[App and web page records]
_ _ _ _ _ _ _

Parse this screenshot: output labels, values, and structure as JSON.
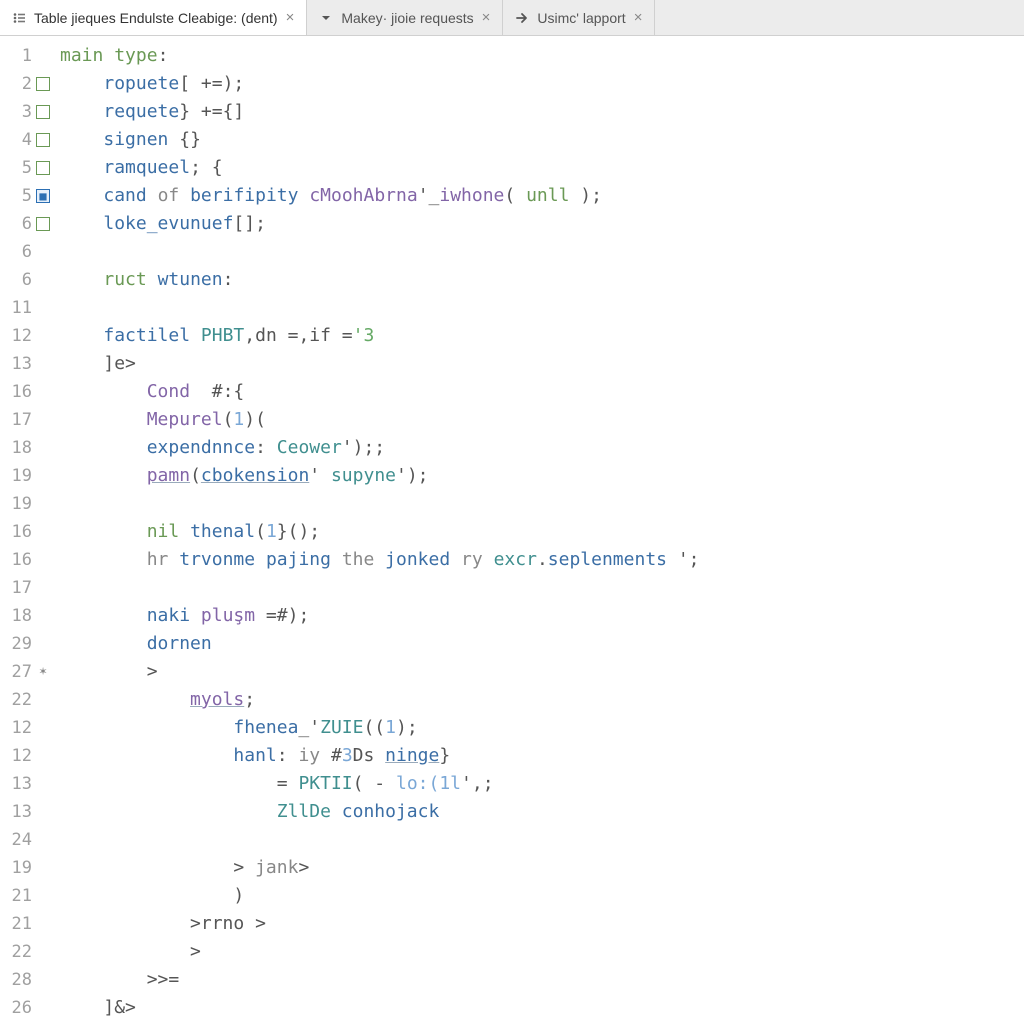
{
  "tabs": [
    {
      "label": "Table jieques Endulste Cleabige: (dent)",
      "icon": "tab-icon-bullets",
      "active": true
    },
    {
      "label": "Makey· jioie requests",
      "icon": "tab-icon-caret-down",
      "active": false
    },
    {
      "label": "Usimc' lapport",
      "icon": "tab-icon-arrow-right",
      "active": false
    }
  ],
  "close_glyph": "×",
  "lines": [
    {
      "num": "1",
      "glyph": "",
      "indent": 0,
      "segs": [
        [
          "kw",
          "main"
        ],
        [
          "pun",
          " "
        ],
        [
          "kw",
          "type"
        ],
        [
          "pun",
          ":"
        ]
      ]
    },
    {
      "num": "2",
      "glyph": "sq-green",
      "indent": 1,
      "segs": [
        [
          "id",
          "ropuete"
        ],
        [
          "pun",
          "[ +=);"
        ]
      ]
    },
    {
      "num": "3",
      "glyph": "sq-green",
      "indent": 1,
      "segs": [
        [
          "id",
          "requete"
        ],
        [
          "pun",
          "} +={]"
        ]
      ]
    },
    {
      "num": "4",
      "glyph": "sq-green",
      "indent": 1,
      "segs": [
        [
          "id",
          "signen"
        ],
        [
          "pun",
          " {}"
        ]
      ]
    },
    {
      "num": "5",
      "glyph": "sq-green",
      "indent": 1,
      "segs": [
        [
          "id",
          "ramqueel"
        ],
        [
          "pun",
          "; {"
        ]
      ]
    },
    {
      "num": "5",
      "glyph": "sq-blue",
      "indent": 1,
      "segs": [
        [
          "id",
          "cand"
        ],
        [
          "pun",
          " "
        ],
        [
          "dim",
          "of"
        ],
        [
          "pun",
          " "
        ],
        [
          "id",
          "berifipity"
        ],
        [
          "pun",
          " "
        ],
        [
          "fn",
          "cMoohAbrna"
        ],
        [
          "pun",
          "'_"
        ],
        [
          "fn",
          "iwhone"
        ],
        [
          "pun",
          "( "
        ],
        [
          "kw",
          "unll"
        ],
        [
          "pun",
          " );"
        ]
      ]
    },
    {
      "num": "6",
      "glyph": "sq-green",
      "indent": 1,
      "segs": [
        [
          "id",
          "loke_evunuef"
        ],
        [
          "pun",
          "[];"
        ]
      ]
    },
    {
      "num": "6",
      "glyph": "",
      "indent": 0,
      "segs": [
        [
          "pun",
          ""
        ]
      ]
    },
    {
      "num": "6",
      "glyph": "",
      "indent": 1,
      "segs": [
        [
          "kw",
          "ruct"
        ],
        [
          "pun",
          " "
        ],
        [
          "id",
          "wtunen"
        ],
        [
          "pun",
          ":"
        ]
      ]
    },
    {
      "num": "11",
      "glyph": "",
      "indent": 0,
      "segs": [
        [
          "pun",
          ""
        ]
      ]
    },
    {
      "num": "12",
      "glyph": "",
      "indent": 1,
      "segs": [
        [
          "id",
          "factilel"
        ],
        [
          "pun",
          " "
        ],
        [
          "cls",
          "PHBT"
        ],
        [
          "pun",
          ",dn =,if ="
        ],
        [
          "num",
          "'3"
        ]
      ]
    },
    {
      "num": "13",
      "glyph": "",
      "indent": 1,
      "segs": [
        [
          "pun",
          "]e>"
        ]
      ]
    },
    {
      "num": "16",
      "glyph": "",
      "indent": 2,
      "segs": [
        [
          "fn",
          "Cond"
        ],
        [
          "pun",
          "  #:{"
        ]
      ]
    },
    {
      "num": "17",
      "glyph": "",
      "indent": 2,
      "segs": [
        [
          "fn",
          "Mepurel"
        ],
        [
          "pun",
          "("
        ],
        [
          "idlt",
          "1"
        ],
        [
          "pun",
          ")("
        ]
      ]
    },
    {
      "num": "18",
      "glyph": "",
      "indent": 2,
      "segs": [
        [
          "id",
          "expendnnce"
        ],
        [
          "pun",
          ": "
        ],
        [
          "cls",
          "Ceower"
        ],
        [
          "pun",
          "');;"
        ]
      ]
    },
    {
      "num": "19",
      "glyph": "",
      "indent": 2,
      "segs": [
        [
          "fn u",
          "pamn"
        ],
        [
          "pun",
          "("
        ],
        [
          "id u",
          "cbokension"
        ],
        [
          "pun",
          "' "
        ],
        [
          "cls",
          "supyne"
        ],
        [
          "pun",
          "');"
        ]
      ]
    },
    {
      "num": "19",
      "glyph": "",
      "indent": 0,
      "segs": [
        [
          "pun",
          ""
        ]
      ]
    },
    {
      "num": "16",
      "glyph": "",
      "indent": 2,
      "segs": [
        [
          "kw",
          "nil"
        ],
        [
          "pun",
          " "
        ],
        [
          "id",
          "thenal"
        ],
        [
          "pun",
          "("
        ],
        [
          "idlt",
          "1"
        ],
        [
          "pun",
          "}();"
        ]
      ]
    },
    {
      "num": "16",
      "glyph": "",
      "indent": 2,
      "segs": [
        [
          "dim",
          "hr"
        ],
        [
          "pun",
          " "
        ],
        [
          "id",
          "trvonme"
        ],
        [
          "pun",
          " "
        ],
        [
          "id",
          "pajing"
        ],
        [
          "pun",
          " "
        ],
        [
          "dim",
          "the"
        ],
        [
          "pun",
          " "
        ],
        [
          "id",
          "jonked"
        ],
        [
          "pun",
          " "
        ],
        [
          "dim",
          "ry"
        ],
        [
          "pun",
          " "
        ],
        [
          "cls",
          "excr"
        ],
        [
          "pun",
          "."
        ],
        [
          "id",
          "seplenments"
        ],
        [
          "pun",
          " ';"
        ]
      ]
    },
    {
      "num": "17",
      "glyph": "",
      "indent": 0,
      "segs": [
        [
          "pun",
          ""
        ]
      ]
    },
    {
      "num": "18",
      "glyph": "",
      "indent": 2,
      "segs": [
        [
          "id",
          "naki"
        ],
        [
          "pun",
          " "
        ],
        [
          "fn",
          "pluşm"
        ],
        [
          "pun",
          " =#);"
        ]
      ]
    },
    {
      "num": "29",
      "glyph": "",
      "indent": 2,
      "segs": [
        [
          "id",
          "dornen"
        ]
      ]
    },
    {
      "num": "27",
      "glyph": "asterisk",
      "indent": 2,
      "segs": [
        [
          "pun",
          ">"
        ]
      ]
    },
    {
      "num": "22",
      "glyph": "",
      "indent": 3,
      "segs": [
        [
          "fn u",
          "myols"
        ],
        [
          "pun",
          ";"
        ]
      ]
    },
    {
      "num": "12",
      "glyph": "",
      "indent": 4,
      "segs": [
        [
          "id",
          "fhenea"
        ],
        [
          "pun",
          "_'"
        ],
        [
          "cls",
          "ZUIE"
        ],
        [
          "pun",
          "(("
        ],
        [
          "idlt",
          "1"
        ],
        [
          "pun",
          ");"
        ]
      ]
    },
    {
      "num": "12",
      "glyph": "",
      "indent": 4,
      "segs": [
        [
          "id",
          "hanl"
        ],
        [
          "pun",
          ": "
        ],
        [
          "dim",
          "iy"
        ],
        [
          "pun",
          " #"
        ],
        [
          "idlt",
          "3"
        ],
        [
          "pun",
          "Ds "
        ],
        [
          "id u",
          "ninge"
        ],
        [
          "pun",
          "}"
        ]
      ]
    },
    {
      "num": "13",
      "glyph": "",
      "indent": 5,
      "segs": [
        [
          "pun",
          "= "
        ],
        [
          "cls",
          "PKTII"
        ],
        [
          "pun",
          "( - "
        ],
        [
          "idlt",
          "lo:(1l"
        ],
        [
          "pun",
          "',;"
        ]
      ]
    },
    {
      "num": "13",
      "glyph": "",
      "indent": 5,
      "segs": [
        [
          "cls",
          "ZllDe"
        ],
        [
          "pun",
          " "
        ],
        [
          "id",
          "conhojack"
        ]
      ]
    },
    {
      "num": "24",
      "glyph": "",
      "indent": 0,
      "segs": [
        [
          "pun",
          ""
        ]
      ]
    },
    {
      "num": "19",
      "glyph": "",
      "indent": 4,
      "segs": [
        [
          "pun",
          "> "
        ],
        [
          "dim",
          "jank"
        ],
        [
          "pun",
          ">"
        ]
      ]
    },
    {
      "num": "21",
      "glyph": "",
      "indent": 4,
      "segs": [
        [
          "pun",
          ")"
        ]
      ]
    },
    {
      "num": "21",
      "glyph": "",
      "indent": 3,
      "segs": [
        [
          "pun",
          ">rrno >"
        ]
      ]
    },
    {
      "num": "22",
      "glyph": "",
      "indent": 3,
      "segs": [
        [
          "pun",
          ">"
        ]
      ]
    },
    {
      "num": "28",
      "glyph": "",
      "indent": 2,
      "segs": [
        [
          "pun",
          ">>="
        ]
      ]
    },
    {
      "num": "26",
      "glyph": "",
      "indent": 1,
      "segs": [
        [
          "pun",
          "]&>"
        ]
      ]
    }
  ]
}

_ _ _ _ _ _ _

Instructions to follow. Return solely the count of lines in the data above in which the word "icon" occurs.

Written solution. 3